A database transaction is a unit of work performed against a database that is independent of other transactions. The purpose of a transaction is two-fold:
- To provide a reliable record and means to recover in case of failure when performing work.
- To provide isolation between applications or processes that are accessing data concurrently.
In any good relational database management system, transactions adhere to a set of strict rules or properties abbreviated as ACID:
Guarantees that either all operations in the transaction succeed or they all fail. This prevents partial updates that could leave a database in a questionable or incomplete state. For instance, imagine your database transaction was a financial transaction that transferred money from one account to another. That would consist of two operations: a deduction from account
A and a deposit into account
B. This is an obvious example where we want both operations to succeed or both to fail. If only one operation was successful we would either be destroying money or inventing new money from nothing (something apparently only the federal reserve is allowed to do).
Is similar to atomicity but has more to do with referential integrity. This is where constraints come into play, such as a primary key. If you have an ID column used to track rows based on a unique identifier, you wouldn’t want to allow multiple rows to have the same value for ID; if there were the database would be in an inconsistent state. A transaction that preserves consistency ensures that the database is in a consistent state when the transaction begins and when the transaction ends.
This protects transactions from the effects of other transactions via mechanisms like locks and row versioning. Database management systems typically employ different levels of isolation. For instance, in Microsoft SQL Server, the
READ UNCOMMITTED isolation level allows transactions to read data that other transactions are modifying, while the stricter
SERIALIZABLE isolation level will lock ranges of rows or entire tables to prevent the reading of data until the transaction modifying data completes and commits.
A transaction is considered durable when it commits and stays committed. This is accomplished by flushing the data to a stable/nonvolatile media (think disk vs in-memory) although as storage mediums continue to advance and innovate, the implementation may change. The important thing is that the work is saved and is not prone to being lost or rolled back without intervention.

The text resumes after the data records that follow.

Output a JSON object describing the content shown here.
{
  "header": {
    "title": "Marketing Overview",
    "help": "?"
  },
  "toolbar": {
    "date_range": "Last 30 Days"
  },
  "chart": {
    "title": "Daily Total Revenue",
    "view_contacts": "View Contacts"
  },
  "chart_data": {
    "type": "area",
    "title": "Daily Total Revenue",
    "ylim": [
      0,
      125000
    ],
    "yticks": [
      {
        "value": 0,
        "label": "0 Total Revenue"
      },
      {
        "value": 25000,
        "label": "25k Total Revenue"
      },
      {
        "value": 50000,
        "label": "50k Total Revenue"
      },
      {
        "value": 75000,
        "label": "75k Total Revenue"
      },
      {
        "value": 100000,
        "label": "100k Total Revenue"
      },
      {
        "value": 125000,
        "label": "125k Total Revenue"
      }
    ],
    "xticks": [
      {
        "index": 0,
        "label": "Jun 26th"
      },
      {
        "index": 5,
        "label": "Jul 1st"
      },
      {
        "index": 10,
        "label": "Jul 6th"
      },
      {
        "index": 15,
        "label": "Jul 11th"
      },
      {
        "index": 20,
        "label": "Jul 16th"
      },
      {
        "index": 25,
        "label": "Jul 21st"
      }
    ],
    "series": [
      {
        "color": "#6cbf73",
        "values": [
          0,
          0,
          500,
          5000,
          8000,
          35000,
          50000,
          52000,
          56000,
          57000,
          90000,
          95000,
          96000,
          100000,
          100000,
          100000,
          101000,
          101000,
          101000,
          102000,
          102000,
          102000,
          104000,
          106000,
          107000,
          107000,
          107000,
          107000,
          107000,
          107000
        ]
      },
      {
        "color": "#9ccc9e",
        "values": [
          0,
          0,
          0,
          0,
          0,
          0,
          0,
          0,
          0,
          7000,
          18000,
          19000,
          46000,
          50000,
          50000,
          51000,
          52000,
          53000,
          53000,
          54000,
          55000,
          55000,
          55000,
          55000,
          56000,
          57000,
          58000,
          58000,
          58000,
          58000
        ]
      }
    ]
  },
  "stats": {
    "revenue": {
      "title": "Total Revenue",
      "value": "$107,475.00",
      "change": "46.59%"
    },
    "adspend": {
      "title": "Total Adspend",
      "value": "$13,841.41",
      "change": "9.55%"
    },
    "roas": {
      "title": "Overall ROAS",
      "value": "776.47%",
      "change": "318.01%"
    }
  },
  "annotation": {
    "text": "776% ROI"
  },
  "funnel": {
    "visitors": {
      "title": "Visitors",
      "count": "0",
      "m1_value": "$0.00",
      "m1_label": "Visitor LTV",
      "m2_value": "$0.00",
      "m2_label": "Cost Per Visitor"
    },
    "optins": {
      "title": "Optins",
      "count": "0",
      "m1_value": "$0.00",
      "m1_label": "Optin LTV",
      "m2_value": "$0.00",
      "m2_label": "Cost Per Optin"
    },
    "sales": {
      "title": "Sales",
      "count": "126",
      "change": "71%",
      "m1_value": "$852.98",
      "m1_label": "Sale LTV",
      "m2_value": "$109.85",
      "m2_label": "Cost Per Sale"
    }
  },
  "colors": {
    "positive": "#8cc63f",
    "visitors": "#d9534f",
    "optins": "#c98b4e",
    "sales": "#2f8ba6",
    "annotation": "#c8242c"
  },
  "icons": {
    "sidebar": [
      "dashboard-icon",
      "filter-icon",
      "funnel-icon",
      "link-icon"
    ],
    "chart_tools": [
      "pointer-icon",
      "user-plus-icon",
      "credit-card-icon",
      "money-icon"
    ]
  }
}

Microsoft SQL Server, Oracle, MySQL, and PostgreSQL are some of the most popular database systems which follow ACID properties by default.